Print

Print


Hey Dave, lighten up.

I'm not sneering at all. I was asking a question. Agree that Austin High School take on hot jazz was 
not exactly like the original New Orleans style, but neither was the revival. I also disagree with 
your statement about Lu Watters, please provide some evidence. I sense from you a strong west coast 
circa 1952 bias.

-- Tom Fine

----- Original Message ----- 
From: "Dave Radlauer" <[log in to unmask]>
To: <[log in to unmask]>
Sent: Friday, May 22, 2015 9:36 PM
Subject: Re: [ARSCLIST] Of interest to hot jazz fans

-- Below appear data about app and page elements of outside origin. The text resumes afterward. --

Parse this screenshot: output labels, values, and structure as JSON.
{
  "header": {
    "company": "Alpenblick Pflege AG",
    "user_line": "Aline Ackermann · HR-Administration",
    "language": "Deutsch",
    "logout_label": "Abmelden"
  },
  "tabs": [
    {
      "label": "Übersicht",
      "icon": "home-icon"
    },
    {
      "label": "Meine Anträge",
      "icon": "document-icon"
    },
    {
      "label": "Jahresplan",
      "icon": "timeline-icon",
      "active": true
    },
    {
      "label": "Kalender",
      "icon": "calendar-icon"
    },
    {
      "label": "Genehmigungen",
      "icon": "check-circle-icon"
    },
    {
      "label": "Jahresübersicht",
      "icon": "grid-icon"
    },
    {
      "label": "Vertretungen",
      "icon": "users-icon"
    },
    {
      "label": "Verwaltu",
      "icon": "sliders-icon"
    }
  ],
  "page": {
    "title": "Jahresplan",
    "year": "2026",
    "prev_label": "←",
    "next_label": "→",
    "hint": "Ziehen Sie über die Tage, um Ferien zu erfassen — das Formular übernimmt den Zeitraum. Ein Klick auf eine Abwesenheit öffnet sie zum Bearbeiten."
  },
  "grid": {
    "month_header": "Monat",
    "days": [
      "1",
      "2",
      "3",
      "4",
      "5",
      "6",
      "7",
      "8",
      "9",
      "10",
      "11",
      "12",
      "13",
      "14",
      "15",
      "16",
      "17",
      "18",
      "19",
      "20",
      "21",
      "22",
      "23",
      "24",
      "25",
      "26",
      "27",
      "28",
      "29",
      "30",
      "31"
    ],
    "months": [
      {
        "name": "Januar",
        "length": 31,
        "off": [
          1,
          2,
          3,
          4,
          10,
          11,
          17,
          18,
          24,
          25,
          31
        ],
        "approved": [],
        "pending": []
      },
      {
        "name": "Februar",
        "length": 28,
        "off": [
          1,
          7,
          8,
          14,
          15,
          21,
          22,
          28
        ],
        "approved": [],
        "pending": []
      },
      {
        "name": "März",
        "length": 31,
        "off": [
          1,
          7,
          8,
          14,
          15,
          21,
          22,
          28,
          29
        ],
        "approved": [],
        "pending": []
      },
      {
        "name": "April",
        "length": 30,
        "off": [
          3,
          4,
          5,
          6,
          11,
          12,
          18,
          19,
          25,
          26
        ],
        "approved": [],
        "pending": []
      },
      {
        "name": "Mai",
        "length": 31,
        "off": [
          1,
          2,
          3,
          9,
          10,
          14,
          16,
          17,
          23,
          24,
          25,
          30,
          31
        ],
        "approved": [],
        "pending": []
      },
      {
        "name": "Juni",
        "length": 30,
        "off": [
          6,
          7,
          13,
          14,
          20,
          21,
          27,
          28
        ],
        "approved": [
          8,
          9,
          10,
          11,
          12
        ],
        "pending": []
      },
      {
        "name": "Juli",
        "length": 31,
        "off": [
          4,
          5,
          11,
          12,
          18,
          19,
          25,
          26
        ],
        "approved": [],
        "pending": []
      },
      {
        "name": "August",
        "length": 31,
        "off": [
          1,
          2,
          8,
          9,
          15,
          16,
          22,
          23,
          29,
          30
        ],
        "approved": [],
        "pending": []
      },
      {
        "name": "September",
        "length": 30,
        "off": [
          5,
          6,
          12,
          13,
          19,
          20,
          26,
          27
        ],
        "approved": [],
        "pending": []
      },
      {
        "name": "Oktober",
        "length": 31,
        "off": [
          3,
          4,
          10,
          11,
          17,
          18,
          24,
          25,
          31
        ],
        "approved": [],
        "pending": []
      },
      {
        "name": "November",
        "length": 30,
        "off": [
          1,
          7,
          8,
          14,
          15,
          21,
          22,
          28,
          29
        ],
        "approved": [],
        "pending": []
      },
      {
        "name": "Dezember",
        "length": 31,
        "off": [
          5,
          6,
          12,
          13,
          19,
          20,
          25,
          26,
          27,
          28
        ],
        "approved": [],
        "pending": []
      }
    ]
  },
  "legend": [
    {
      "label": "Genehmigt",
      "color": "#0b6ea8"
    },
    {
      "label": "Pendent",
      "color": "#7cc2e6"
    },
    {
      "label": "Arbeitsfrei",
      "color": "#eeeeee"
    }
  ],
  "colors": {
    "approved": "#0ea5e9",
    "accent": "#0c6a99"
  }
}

> Tom --
>
> Not for everyone wanted to play bop.  Haven't you heard of the famous war
> in jazz between the moderns and the moldy figs?  Really your statement is
> beneath you.
>
> There were still young urban middle and working class white guys inspired
> by New Orleans music.  In the end, that generation including Lu Watters had
> a larger and still ongoing impact worldwide and culturally than the Condon
> gang, who were playing bastardized New Orleans anyway.
>
> I'm sorry, but sneering at guys playing music they loved is not a pretty
> stance.
>
> Dave
>
>
>
> On Fri, May 22, 2015 at 5:21 PM, Tom Fine <[log in to unmask]>
> wrote:
>
>> Huh? Why a "revival" then, of something that was still being played by the
>> originators?
>>
>> Wasn't bebop that "new generation" music?
>>
>> ----- Original Message ----- From: "Dave Radlauer" <[log in to unmask]>
>> To: <[log in to unmask]>
>> Sent: Friday, May 22, 2015 7:41 PM
>> Subject: Re: [ARSCLIST] Of interest to hot jazz fans
>>
>>
>>  Every generation wants its own music, that's why.
>>>
>>> Dave Radlauer
>>>
>>> www.JAZZHOTBigstep.com
>>>
>>>
>>>  Question - if the Austin High School Gang was still putting out records
>>>> through the late 40s and well into the LP era, why was a "hot jazz
>>>> revival"
>>>> necessary or commercially viable?
>>>>
>>>> -- Tom Fine
>>>>
>>>>
>>>
>>>
>
>
> -- 
> hm# 510-848-8323
> cell# 510-717-5240
> www.JAZZHOTBigstep.com
>
>